Leaving the pictures aside, return the listing exactly as it appears.

Material provided ::
----
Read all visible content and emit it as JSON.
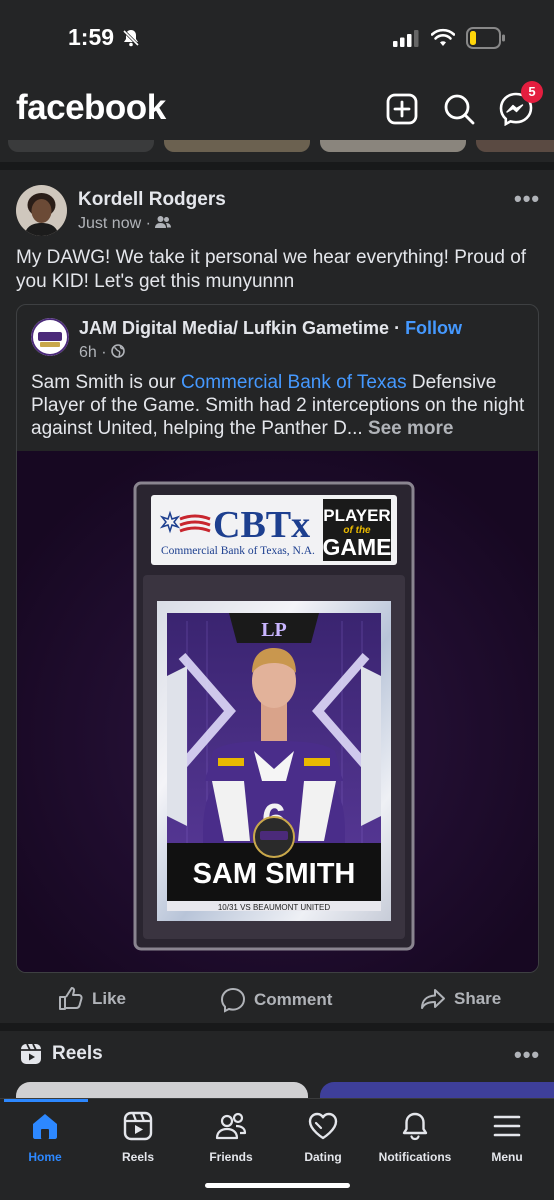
{
  "status": {
    "time": "1:59"
  },
  "header": {
    "logo": "facebook",
    "messenger_badge": "5",
    "icons": [
      "add-icon",
      "search-icon",
      "messenger-icon"
    ]
  },
  "post": {
    "author": "Kordell Rodgers",
    "time": "Just now",
    "audience_icon": "friends-icon",
    "text": "My DAWG! We take it personal we hear everything! Proud of you KID! Let's get this munyunnn",
    "shared": {
      "page_name": "JAM Digital Media/ Lufkin Gametime",
      "separator": " · ",
      "follow": "Follow",
      "time": "6h",
      "text_before": "Sam Smith is our ",
      "link": "Commercial Bank of Texas",
      "text_after": " Defensive Player of the Game. Smith had 2 interceptions on the night against United, helping the Panther D...",
      "see_more": "See more",
      "card": {
        "sponsor_logo": "CBTx",
        "sponsor_name": "Commercial Bank of Texas, N.A.",
        "badge_line1": "PLAYER",
        "badge_line2": "of the",
        "badge_line3": "GAME",
        "team_logo": "LP",
        "player_name": "SAM SMITH",
        "game_line": "10/31 VS BEAUMONT UNITED",
        "jersey_number": "6"
      }
    },
    "actions": {
      "like": "Like",
      "comment": "Comment",
      "share": "Share"
    }
  },
  "reels": {
    "title": "Reels"
  },
  "tabs": [
    {
      "label": "Home",
      "icon": "home-icon",
      "active": true
    },
    {
      "label": "Reels",
      "icon": "reels-icon"
    },
    {
      "label": "Friends",
      "icon": "friends-icon"
    },
    {
      "label": "Dating",
      "icon": "dating-icon"
    },
    {
      "label": "Notifications",
      "icon": "bell-icon"
    },
    {
      "label": "Menu",
      "icon": "menu-icon"
    }
  ],
  "colors": {
    "accent": "#2d88ff",
    "link": "#4599ff",
    "badge": "#e41e3f",
    "background": "#242526"
  }
}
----
Result for this exercise ::
Read all visible content and emit it as JSON.
{
  "status": {
    "time": "1:59"
  },
  "header": {
    "logo": "facebook",
    "messenger_badge": "5",
    "icons": [
      "add-icon",
      "search-icon",
      "messenger-icon"
    ]
  },
  "post": {
    "author": "Kordell Rodgers",
    "time": "Just now",
    "audience_icon": "friends-icon",
    "text": "My DAWG! We take it personal we hear everything! Proud of you KID! Let's get this munyunnn",
    "shared": {
      "page_name": "JAM Digital Media/ Lufkin Gametime",
      "separator": " · ",
      "follow": "Follow",
      "time": "6h",
      "text_before": "Sam Smith is our ",
      "link": "Commercial Bank of Texas",
      "text_after": " Defensive Player of the Game. Smith had 2 interceptions on the night against United, helping the Panther D...",
      "see_more": "See more",
      "card": {
        "sponsor_logo": "CBTx",
        "sponsor_name": "Commercial Bank of Texas, N.A.",
        "badge_line1": "PLAYER",
        "badge_line2": "of the",
        "badge_line3": "GAME",
        "team_logo": "LP",
        "player_name": "SAM SMITH",
        "game_line": "10/31 VS BEAUMONT UNITED",
        "jersey_number": "6"
      }
    },
    "actions": {
      "like": "Like",
      "comment": "Comment",
      "share": "Share"
    }
  },
  "reels": {
    "title": "Reels"
  },
  "tabs": [
    {
      "label": "Home",
      "icon": "home-icon",
      "active": true
    },
    {
      "label": "Reels",
      "icon": "reels-icon"
    },
    {
      "label": "Friends",
      "icon": "friends-icon"
    },
    {
      "label": "Dating",
      "icon": "dating-icon"
    },
    {
      "label": "Notifications",
      "icon": "bell-icon"
    },
    {
      "label": "Menu",
      "icon": "menu-icon"
    }
  ],
  "colors": {
    "accent": "#2d88ff",
    "link": "#4599ff",
    "badge": "#e41e3f",
    "background": "#242526"
  }
}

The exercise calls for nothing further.